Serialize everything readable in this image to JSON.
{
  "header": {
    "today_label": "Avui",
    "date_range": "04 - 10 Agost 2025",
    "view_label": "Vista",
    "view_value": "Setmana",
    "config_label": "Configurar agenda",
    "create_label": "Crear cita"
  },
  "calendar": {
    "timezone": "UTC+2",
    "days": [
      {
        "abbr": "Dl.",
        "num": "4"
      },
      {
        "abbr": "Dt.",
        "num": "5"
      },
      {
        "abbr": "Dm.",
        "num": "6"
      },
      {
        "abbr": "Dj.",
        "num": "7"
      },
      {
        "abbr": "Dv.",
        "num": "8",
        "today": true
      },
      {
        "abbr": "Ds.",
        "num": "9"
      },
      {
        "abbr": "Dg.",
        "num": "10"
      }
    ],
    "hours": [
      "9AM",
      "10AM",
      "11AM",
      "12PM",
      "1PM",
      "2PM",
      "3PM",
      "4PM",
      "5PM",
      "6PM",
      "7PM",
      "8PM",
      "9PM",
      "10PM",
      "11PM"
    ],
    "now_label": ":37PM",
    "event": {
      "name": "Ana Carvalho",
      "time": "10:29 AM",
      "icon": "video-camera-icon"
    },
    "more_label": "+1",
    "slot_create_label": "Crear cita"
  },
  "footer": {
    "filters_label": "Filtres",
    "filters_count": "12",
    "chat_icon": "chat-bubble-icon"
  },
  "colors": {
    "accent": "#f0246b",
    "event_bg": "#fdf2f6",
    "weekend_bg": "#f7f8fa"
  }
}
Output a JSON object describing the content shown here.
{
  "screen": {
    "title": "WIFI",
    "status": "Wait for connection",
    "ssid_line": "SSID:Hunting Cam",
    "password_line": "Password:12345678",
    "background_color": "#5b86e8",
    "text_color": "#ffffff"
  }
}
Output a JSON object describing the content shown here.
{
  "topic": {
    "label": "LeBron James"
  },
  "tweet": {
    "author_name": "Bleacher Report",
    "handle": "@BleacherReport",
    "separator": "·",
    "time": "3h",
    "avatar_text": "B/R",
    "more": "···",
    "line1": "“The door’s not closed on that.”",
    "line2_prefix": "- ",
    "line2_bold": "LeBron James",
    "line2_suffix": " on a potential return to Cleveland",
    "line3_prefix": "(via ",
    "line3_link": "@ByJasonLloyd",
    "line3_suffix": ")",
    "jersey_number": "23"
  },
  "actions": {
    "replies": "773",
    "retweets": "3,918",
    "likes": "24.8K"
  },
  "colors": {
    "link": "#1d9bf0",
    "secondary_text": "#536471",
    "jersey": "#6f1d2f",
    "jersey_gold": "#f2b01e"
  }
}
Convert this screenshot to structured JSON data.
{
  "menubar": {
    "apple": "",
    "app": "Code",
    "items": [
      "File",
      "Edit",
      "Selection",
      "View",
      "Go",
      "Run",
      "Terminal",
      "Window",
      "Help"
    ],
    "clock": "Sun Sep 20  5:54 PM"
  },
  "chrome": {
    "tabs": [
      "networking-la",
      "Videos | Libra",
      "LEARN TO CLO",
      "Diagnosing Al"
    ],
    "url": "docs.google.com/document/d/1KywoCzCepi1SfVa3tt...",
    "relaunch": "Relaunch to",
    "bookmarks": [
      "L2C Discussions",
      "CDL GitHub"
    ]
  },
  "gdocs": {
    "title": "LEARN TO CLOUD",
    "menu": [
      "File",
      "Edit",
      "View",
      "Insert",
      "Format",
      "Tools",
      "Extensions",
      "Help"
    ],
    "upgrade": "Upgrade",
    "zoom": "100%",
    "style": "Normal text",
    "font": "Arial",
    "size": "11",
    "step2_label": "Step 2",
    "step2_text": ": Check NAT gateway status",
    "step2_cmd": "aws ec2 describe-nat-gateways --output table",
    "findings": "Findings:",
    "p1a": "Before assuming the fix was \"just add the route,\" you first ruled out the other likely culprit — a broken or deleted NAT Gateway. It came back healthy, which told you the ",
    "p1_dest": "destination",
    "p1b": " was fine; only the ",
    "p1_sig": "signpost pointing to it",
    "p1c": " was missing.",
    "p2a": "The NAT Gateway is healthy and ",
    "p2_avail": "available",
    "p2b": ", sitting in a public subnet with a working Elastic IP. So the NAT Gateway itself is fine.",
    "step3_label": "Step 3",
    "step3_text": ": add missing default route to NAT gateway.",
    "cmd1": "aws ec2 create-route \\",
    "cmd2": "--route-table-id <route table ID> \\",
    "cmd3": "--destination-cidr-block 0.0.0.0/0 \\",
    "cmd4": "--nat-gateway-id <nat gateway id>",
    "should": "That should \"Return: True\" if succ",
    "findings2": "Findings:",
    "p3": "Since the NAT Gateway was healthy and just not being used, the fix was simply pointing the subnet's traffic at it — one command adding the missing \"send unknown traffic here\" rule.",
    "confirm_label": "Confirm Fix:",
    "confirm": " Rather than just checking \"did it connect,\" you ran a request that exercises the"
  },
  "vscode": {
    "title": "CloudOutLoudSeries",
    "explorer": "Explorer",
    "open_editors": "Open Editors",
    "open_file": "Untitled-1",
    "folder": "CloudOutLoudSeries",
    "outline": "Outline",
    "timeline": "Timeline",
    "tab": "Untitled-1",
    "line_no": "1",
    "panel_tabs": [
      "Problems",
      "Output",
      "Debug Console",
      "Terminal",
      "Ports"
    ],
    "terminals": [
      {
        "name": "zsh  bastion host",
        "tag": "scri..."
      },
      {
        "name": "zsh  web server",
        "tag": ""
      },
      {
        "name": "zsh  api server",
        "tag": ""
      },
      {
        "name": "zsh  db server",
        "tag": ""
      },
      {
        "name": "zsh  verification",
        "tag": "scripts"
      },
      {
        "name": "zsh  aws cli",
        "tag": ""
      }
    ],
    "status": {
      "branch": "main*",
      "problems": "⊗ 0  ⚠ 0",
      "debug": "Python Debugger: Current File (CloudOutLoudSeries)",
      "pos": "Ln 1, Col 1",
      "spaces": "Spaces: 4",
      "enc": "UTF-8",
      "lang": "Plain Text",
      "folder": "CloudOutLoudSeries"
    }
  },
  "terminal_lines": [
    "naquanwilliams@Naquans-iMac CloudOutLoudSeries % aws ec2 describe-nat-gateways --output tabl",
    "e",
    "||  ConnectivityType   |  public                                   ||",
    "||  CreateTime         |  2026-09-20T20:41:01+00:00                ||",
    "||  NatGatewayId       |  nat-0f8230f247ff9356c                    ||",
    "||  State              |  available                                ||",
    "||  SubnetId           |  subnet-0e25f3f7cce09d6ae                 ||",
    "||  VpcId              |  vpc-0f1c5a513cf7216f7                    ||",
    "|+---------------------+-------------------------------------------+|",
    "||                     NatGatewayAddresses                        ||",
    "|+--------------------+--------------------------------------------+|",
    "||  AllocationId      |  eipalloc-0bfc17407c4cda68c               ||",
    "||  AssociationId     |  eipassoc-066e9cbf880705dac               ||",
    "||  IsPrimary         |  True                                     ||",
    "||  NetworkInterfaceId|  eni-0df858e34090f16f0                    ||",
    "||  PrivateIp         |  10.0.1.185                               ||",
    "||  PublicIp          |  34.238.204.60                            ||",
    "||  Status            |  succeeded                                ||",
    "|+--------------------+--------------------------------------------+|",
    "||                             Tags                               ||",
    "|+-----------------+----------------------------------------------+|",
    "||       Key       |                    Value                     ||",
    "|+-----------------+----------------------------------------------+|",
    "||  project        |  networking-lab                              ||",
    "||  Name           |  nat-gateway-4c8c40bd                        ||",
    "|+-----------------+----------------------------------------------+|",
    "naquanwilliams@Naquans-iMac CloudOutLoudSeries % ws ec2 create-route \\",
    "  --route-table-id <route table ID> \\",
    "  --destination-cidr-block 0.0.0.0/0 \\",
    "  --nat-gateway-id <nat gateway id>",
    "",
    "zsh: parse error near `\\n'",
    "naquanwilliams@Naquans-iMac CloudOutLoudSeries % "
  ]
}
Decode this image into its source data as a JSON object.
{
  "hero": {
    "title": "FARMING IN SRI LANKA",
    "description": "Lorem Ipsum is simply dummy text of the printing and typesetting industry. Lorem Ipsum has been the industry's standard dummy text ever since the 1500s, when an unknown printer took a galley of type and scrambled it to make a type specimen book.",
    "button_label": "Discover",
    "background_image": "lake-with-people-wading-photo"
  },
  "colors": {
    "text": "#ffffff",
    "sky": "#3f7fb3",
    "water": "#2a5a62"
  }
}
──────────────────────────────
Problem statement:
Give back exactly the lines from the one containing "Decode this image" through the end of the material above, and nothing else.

Result:
Decode this image into its source data as a JSON object.
{
  "hero": {
    "title": "FARMING IN SRI LANKA",
    "description": "Lorem Ipsum is simply dummy text of the printing and typesetting industry. Lorem Ipsum has been the industry's standard dummy text ever since the 1500s, when an unknown printer took a galley of type and scrambled it to make a type specimen book.",
    "button_label": "Discover",
    "background_image": "lake-with-people-wading-photo"
  },
  "colors": {
    "text": "#ffffff",
    "sky": "#3f7fb3",
    "water": "#2a5a62"
  }
}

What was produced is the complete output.